Research & Publications
The human immune system is a complex hierarchy of tissues, cells, and genetic programs that respond to diverse endogenous and environmental stimuli. While previously thought to be immature in utero, the fetal immune system is now known to be surprisingly active during the earliest stages of life, exhibiting signs of activation and immune memory as early as the second trimester of pregnancy. However, the basis of this activated fetal immune state remains unclear.
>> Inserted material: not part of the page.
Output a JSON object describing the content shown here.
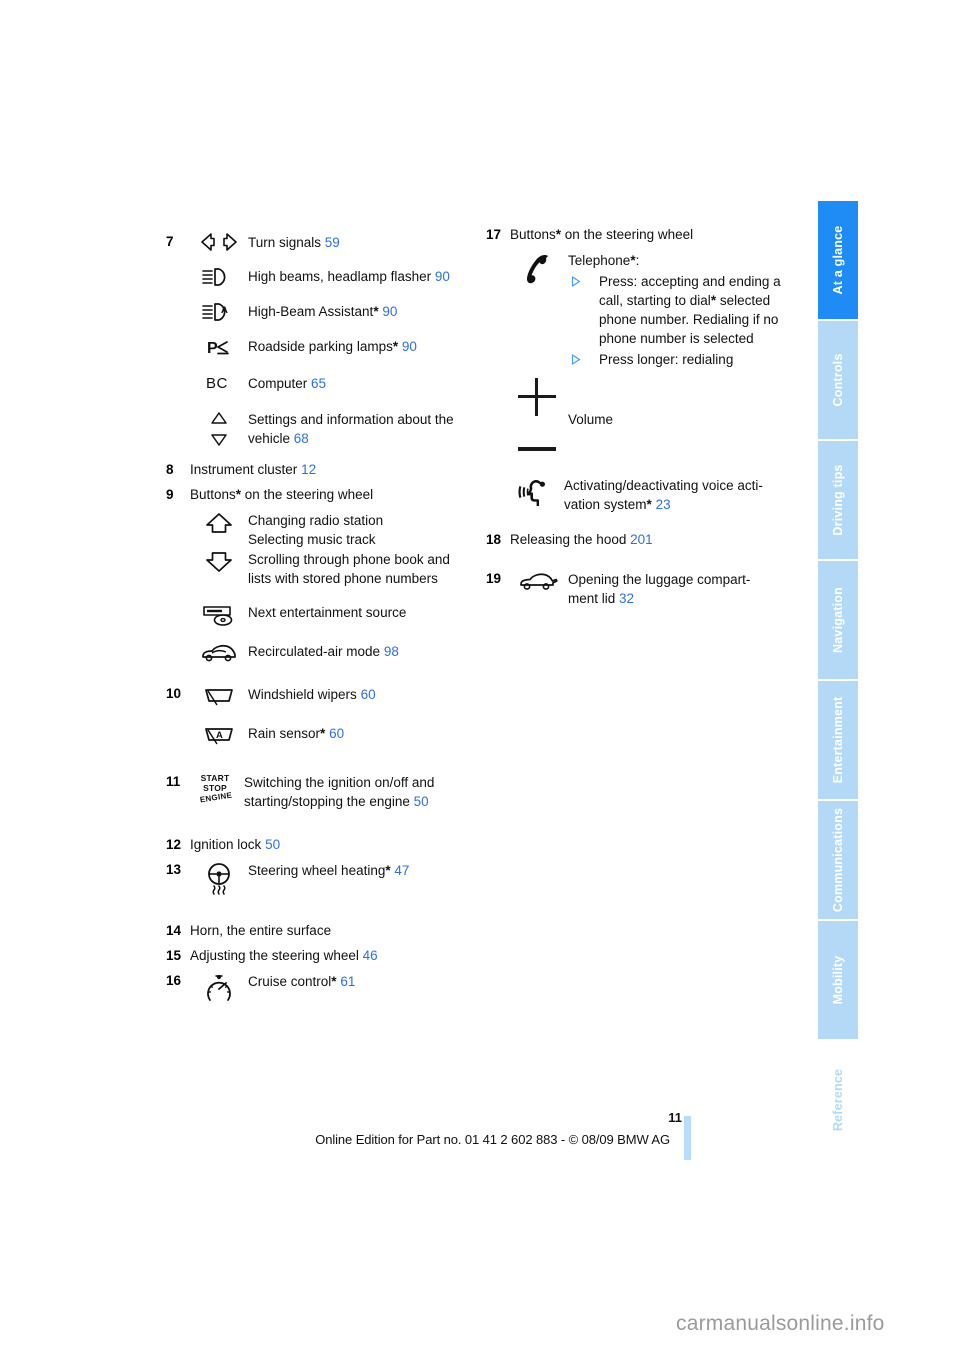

In the Konnikova lab, we are interested in pursuing research that addresses numerous questions with wide-ranging implications for pregnant mothers, newborn babies, and far into adulthood, such as:
Does fetal immune activation lead to adverse outcomes like preterm birth?
Are fetal immune cells specifically reactive to bacterial or viral antigens?
What maternal factors influence fetal immune development?
What are the key metrics of immune health in utero and in early life?
Allergy and Immunology; Bacteria; DNA Viruses; Embryonic and Fetal Development; Autoimmunity; Host Microbial Interactions